Capital Gazette wins special Pulitzer Prize citation for coverage of newsroom shooting that killed five

Randallstown's big run ends


Woodlawn coach Edward Green told his team going into yesterday's Baltimore County championship game against undefeated Randallstown that if it played hard it had a good chance to win.

The visiting Warriors did just that, and they had the No. 5 Rams on the ropes for much of the second half, but they couldn't, at first, find a way to go on a run for a knockout punch.

But Woodlawn center Lewis Lambert took things into his own hands, even though he had four fouls, and scored nine of his 15 points in the fourth quarter to help the Warriors pull off perhaps the biggest upset of the high school season in a 77-68 victory.

"I was getting some space, but I was also getting the rebounds at both the offensive and defensive end," said Lambert, who had nine rebounds. "We matched up well against them."

Mike Dixon had a team-high 18 points for Woodlawn, Danny Smith scored 10 and had eight assists, and Antoine Proctor had 11 points, seven rebounds and six steals.

The teams tried to outmuscle each other throughout, and bodies ended up being strewn across the floor in attempts to grab rebounds.

In the fourth quarter, there were five lead changes before Woodlawn began to pull away.
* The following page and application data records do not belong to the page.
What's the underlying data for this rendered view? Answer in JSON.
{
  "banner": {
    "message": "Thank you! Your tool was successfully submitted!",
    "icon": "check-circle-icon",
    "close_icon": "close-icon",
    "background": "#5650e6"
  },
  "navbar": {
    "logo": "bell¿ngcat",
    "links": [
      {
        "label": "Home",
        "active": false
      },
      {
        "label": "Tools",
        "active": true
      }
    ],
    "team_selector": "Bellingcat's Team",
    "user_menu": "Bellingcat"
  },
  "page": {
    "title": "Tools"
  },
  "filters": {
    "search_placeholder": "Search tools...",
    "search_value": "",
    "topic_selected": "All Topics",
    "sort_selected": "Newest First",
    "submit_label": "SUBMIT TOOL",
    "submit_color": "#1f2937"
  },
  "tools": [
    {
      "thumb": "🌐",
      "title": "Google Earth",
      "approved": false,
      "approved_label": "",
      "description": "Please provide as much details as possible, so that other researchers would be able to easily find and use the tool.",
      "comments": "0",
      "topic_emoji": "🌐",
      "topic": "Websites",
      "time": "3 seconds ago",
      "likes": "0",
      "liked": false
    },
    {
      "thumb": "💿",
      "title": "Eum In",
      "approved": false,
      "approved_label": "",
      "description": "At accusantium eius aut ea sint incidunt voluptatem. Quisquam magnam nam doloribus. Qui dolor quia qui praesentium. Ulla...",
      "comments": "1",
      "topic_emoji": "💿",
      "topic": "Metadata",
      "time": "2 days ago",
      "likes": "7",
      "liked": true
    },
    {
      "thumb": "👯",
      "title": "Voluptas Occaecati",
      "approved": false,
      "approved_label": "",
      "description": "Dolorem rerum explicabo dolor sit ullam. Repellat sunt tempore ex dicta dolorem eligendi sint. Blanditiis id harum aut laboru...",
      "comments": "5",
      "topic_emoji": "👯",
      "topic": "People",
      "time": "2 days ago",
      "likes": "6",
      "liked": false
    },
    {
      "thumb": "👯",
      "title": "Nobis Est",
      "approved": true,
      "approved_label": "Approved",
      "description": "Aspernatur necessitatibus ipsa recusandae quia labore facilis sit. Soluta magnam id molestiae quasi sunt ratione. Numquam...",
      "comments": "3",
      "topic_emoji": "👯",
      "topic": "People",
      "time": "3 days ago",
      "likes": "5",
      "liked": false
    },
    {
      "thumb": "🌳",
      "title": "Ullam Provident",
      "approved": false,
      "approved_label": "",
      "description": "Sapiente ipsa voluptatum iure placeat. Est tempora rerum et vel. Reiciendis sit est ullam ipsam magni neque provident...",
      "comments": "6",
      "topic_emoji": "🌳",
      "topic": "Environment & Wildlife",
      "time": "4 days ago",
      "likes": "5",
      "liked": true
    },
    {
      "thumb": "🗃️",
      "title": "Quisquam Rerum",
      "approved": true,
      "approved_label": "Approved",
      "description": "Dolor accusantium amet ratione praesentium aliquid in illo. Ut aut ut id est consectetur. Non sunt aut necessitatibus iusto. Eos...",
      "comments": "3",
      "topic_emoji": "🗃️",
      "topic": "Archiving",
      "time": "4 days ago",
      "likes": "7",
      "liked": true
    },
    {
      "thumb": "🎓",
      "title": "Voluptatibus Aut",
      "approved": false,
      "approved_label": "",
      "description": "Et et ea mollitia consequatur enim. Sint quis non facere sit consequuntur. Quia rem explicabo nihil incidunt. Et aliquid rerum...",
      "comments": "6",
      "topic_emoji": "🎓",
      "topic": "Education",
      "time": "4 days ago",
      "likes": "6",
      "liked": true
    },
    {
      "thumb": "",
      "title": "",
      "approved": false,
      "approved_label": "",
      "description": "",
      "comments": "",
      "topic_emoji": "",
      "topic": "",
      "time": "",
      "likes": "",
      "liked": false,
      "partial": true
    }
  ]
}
After Randallstown took a 59-56 lead with 4:36 left, the Warriors went on a 12-2 run over the next two minutes to earn some breathing room.

The Rams (21-1) closed the gap to 68-66 with 1:23 left, but the Warriors then went on another run, making seven of 14 of free throws, to seal the win.

"We started off slow at 1-3, but the kids pulled it together and now we're Baltimore County champions," Green said. "If we brought our A game, we knew we would have a good shot."

Randallstown All-Metro guard Johnny Higgins had a game-high 19 points before fouling out in the closing seconds and junior Darrell Bryant contributed 18.

Rams coach Kim Rivers said his team learned a valuable lesson about working hard as it continues to seek its second straight state title.

"These kids weren't focused, and if you don't focus, you lose," Rivers said. "They have to want it. They have to come into practice and be committed to winning a championship. You can't walk on the court and think you are champions because someone else was champion last year."

Copyright © 2019, The Baltimore Sun, a Baltimore Sun Media Group publication | Place an Ad